WHAT YOU HAVE TO DO - Among the entries below, how many lines hold "JSON"? Reply with the number only.

DATA SHOWN -
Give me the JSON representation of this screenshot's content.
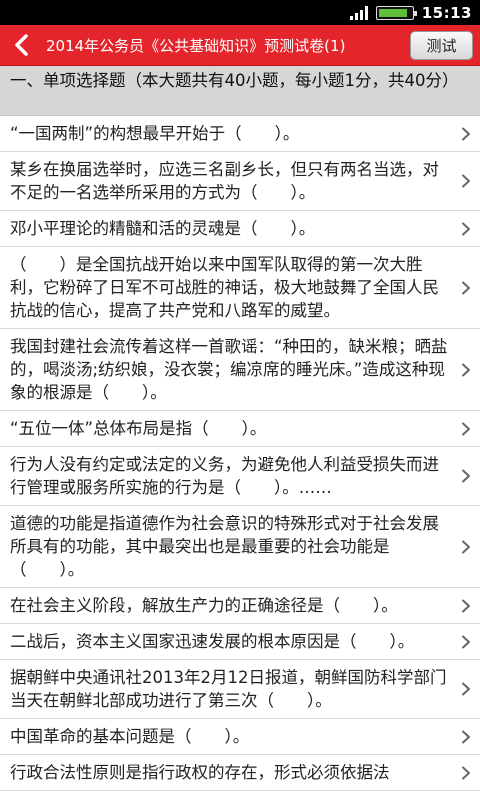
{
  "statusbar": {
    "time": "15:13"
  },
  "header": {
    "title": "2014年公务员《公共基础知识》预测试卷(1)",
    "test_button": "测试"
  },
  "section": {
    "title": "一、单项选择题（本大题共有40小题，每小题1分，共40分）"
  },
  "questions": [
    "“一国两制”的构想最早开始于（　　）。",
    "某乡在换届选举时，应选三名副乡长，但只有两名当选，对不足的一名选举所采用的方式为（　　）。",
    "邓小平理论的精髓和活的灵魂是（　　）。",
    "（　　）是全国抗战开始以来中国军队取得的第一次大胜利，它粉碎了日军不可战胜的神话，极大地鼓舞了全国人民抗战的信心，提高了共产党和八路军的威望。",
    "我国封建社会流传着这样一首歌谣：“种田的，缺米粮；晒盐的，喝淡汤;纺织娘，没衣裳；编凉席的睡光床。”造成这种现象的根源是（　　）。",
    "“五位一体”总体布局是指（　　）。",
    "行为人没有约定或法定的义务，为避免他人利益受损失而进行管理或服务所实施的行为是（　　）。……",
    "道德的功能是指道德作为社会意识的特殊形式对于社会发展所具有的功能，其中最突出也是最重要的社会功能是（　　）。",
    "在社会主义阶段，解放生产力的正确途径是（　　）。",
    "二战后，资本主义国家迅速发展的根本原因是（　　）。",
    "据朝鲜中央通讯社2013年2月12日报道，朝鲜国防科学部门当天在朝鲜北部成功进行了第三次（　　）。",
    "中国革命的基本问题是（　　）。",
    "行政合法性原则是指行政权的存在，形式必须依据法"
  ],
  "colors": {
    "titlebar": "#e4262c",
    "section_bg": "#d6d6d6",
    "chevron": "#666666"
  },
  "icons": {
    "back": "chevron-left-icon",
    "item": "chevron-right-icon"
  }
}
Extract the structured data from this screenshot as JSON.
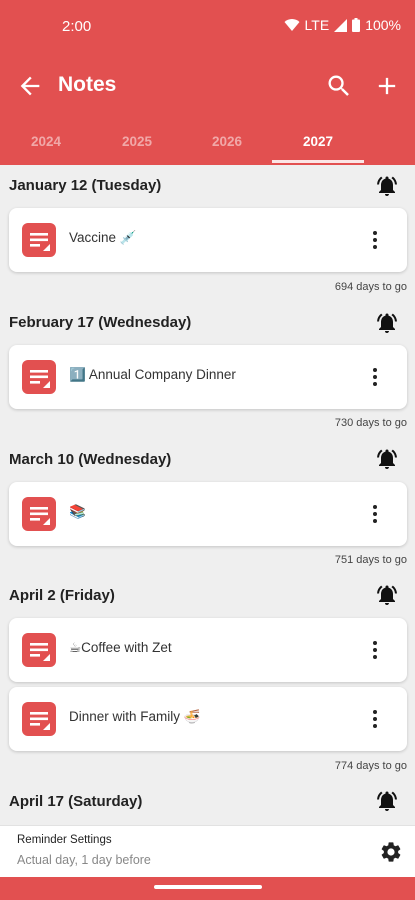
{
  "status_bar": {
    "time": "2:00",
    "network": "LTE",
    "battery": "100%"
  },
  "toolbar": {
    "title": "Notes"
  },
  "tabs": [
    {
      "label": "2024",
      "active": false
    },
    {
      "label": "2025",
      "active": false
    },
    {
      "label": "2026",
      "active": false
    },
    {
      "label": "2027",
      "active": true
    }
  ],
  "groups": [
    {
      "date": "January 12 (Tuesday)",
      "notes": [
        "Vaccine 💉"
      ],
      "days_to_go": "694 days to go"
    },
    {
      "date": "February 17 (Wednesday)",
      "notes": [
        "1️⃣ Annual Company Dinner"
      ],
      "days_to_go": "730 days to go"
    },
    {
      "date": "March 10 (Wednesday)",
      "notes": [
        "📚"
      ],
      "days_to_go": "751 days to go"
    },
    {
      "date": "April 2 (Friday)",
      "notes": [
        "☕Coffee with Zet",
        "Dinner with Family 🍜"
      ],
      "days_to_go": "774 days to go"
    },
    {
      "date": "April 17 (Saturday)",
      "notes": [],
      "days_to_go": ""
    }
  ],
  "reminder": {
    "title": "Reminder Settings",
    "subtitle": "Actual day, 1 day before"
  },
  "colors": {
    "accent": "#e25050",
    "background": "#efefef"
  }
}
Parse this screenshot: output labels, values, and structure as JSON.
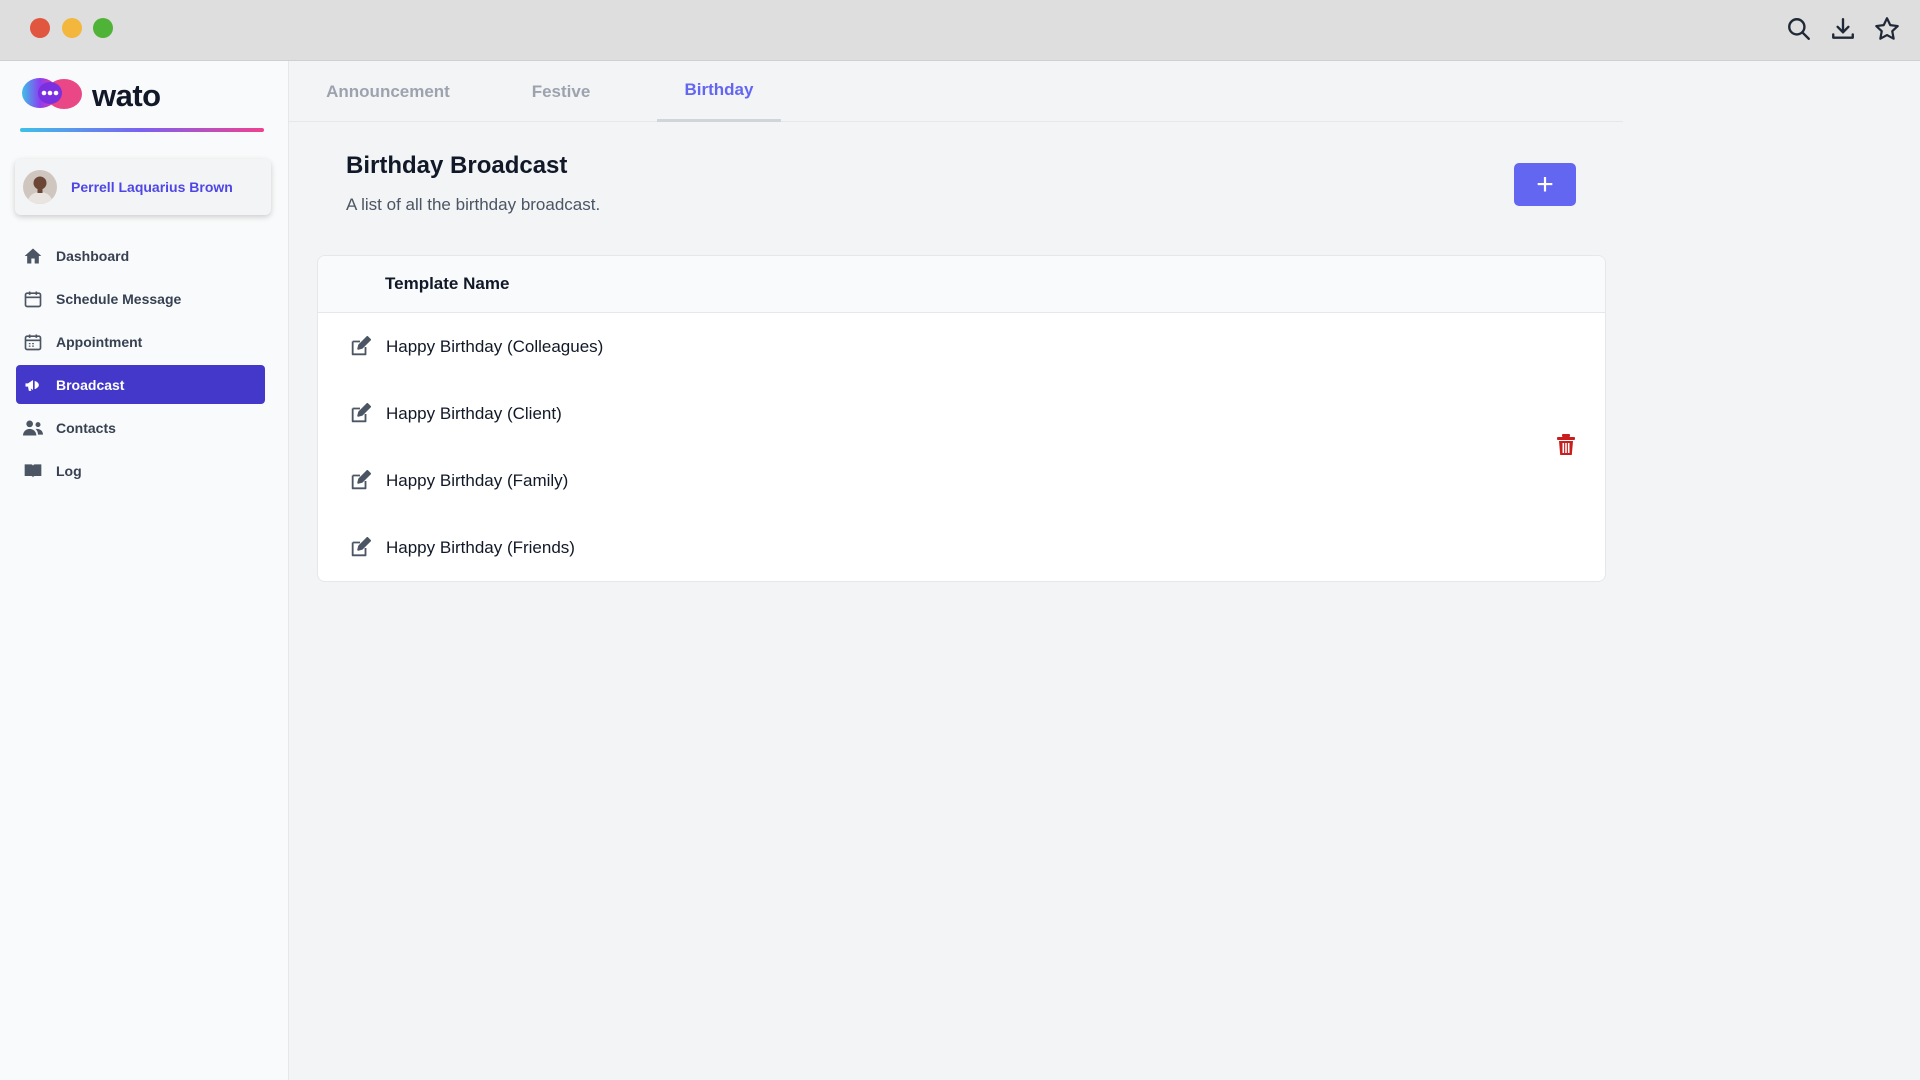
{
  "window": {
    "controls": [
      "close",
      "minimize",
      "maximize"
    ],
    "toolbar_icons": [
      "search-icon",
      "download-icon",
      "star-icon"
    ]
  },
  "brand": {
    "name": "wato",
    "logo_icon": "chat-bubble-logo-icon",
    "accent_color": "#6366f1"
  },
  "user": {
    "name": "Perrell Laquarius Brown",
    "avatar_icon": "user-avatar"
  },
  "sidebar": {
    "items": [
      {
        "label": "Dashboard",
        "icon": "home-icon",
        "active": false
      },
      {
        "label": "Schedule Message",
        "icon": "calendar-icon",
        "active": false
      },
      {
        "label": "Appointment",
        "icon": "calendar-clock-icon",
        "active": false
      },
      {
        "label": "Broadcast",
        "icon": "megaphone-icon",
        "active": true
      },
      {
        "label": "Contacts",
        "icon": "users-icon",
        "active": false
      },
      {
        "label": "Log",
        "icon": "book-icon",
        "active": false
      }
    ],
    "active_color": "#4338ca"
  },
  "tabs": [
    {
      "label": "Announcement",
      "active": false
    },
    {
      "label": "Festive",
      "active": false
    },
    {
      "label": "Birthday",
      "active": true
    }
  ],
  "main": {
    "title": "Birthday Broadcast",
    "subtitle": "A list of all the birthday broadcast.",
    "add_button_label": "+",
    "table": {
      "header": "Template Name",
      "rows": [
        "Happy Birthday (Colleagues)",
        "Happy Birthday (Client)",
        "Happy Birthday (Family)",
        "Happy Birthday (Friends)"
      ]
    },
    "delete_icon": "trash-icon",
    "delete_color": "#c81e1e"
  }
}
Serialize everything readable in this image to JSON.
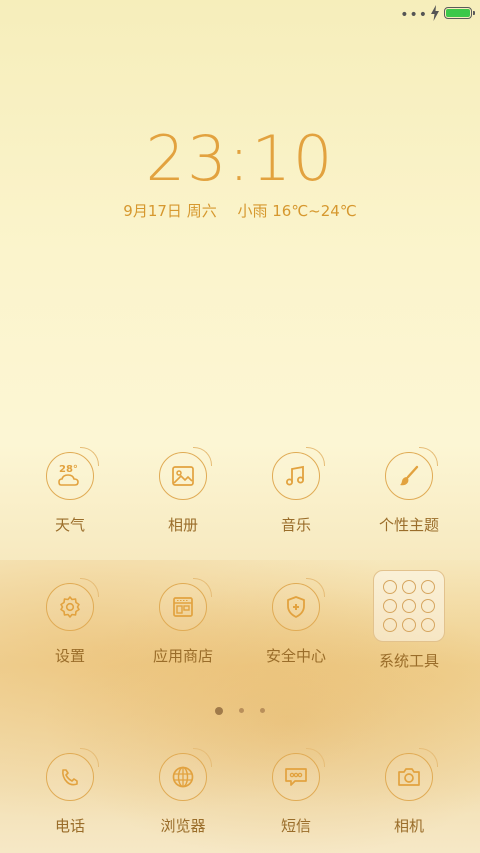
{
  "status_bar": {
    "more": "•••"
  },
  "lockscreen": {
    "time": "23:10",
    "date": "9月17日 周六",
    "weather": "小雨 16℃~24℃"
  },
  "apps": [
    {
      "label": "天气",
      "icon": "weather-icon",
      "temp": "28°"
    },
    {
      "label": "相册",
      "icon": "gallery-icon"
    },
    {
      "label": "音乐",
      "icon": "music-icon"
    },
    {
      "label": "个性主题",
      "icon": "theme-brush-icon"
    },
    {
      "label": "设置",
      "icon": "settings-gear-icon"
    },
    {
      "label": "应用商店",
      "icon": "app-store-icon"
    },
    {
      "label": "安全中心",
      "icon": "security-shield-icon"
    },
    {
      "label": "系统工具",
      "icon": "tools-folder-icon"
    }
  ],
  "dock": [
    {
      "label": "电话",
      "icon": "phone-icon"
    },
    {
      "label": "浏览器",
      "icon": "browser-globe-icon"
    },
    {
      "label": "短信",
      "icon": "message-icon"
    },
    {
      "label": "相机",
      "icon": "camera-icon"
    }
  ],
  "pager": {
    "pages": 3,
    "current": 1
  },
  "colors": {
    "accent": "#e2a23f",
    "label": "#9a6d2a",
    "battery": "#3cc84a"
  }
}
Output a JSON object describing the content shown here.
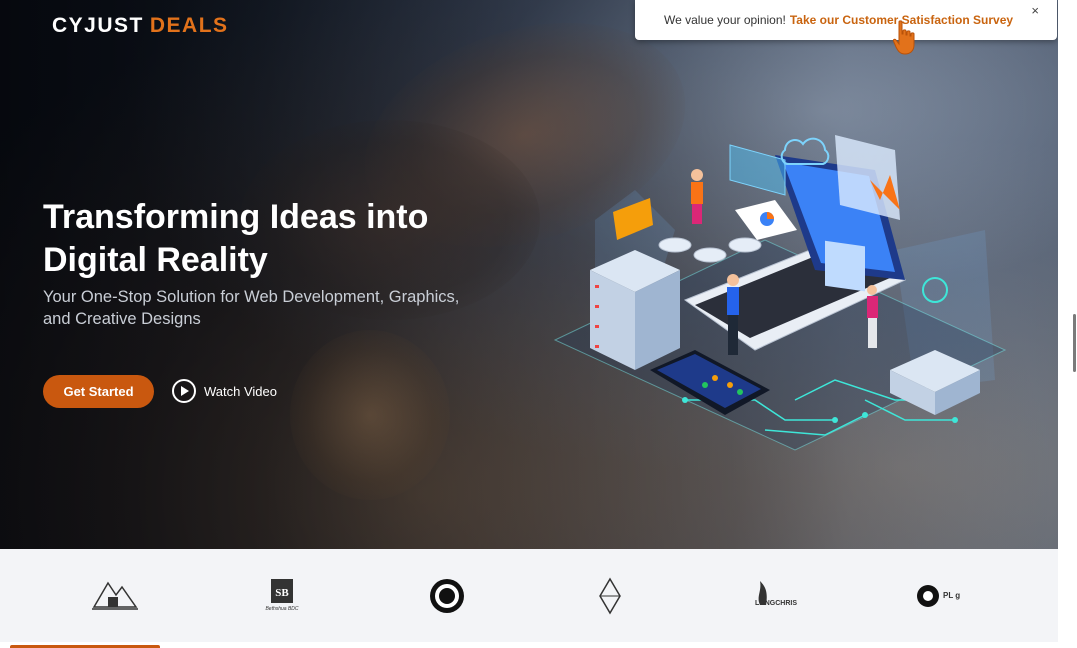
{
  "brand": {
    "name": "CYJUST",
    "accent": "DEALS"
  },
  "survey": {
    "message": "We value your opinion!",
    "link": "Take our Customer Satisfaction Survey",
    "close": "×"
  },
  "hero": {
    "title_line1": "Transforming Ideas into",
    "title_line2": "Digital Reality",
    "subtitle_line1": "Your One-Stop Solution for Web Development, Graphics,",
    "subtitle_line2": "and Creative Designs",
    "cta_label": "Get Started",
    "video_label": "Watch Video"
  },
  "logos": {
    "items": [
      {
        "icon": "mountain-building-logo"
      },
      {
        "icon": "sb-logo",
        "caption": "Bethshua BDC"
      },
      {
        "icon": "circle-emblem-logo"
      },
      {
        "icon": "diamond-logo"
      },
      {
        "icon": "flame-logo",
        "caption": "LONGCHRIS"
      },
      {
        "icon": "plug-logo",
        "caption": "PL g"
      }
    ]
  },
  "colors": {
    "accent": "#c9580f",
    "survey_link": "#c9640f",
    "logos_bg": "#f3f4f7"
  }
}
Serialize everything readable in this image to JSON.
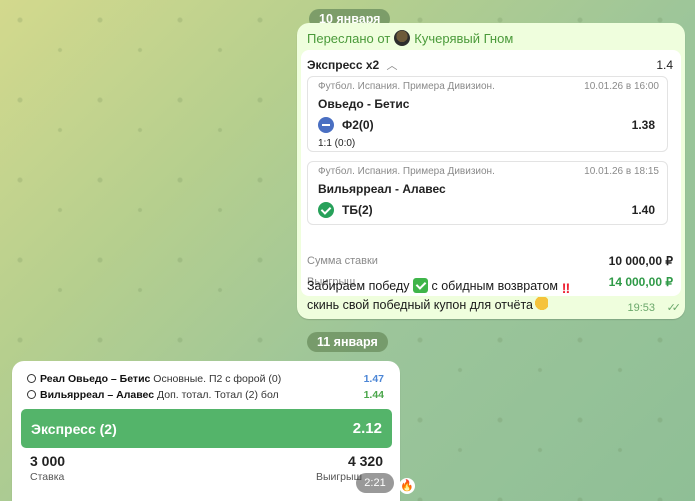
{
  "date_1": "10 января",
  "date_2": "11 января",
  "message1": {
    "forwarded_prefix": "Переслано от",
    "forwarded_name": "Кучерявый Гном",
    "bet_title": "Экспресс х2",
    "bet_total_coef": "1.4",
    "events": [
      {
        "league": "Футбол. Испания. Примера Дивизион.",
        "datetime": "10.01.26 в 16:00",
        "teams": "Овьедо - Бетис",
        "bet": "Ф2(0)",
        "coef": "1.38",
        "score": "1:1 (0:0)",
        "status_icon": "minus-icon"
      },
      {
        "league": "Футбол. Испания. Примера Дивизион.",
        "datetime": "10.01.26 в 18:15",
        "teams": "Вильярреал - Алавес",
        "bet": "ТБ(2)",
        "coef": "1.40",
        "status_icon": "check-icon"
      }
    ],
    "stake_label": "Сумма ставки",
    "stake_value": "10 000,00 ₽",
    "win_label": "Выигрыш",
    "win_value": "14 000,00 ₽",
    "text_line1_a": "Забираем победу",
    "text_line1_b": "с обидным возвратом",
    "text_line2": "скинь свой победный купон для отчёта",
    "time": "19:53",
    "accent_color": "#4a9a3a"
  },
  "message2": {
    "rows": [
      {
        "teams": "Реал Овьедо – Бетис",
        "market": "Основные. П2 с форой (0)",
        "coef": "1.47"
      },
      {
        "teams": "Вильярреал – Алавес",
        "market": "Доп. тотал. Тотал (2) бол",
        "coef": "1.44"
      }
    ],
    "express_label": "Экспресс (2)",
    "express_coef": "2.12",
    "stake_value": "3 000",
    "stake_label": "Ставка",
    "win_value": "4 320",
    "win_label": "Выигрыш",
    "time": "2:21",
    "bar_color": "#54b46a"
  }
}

EXERCISE OUTPUT - 6